If Dunn and Wilson offer different takes on how the campfire might best be understood and/or construed, both are easily trumped by my own direct boyhood experiences sitting around campfires, mostly as a Boy Scout. Even when not used for warmth or cooking, the campfire exerts a powerful pull, which I suspect is primarily because it’s a source of light. When on a camp-out, a flashlight or oil-burning lantern may serve the same purpose, but the appeal of watching stuff burn slowly is elemental. Further, behaviors associated with campfires — primarily singing and storytelling (including joke telling, which is essentially the same in the case of shaggy dog stories) — possess considerable entertainment value and promote social cohesion. Those who could spin a good yarn or sing well earned high admiration. Similarly, the serious business of consensus building and strategizing in Native American culture, or for that matter cowboy culture, is typically depicted as occurring at night in the calm, steady quiet around the council fire. Ritual dance and celebration also center on the fire circle in aboriginal and indigenous cultures.

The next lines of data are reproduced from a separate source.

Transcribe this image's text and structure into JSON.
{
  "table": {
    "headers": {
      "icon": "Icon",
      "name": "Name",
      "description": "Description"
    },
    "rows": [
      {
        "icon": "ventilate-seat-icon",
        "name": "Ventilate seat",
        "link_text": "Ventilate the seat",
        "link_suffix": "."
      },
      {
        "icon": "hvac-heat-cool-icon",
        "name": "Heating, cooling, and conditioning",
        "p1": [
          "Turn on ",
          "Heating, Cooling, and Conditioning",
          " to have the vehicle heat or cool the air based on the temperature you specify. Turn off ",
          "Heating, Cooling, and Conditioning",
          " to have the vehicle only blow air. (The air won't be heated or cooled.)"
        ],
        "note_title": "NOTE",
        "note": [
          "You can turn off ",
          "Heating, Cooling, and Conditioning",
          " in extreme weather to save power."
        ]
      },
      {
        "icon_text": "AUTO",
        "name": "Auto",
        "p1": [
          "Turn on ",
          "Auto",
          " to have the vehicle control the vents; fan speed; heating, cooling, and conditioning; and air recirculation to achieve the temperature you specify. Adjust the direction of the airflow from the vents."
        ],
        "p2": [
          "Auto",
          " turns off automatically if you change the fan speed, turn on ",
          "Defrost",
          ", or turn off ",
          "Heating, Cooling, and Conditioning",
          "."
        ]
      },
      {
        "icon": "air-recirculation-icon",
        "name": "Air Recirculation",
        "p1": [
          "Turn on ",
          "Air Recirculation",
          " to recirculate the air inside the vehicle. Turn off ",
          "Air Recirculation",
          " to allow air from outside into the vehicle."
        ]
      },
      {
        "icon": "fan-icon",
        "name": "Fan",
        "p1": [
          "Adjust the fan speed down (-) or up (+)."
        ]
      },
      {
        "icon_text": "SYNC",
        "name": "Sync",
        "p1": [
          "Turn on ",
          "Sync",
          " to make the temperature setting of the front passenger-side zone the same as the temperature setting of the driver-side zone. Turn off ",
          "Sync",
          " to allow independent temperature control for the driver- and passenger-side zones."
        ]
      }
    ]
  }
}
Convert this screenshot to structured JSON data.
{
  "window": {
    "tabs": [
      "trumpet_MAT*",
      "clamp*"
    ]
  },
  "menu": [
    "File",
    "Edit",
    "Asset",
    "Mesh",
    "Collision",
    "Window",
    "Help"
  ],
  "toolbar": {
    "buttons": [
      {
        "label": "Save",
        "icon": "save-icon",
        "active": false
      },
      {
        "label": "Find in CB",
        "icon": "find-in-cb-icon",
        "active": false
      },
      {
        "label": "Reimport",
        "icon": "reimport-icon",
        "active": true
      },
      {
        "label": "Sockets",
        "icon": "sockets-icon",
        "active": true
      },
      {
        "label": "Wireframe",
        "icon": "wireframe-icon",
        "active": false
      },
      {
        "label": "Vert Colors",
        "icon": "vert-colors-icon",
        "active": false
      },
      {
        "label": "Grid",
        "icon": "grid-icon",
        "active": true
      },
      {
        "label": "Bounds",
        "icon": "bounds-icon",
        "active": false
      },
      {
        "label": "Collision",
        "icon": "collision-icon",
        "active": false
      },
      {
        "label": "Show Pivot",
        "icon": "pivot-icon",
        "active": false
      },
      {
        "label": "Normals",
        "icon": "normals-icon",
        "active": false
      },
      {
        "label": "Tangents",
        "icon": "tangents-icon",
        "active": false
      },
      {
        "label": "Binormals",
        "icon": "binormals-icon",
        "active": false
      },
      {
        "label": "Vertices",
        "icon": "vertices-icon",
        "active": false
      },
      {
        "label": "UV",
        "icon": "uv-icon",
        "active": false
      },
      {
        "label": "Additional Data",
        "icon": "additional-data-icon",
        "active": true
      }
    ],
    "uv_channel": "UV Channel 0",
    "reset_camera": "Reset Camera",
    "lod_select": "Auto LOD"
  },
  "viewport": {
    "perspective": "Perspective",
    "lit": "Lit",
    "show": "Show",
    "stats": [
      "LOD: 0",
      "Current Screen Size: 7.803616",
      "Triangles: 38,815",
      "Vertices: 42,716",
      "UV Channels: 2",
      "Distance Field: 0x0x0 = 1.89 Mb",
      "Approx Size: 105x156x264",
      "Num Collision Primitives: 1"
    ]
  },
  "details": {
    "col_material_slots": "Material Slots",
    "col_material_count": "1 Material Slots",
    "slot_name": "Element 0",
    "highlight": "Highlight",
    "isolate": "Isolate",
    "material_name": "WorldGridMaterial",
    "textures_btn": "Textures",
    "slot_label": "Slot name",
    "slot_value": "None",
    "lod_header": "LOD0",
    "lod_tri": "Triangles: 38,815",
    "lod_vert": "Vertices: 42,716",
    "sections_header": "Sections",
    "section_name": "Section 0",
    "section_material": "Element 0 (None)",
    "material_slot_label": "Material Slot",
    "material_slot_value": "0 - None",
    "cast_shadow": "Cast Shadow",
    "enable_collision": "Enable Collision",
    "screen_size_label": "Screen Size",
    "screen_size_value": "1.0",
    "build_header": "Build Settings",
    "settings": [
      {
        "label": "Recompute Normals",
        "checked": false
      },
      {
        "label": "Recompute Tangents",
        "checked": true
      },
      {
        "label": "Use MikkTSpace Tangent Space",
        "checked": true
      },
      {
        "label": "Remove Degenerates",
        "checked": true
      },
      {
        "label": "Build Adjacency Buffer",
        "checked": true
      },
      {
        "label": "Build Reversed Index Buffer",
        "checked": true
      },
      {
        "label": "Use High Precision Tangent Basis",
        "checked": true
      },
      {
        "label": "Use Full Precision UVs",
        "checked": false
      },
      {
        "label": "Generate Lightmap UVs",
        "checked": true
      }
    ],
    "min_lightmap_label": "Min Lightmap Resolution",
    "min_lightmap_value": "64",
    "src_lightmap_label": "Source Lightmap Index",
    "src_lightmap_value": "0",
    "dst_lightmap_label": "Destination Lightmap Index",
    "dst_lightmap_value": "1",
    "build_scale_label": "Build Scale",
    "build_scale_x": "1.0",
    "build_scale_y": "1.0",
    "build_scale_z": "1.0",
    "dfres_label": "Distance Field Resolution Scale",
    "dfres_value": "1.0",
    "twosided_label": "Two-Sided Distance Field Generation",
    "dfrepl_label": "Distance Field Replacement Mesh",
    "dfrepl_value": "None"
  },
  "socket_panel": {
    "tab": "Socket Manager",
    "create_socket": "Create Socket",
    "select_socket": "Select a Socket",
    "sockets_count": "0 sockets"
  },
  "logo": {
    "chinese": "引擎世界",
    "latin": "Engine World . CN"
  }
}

Even modern city life is replete with depictions of the dispossessed huddled around 50-gallon drums with contents set ablaze to provide warmth. That may by now be a mere cinematic cliché, as I’ve never actually witnessed such a scene, but it could become commonplace again.
Perhaps it’s too easy and obvious to rely on personal experience as the proper lens through which to filter experience and understand the world. However, that’s how life is lived, and the abstract, disembodied character of rational inquiry and scientific understanding is inert and almost wholly without interest for those who don’t work and operate within such a context. No one needs to be told, for example, why they desire to have sex and reproduce. The instinctual demand is there, which contributes to our survival fitness, but knowing that on an intellectual level does little to influence the minutiae of moment-to-moment life except for those who live in their heads. Come to think of it, maybe that’s why higher levels of education correlate with lower levels of reproduction.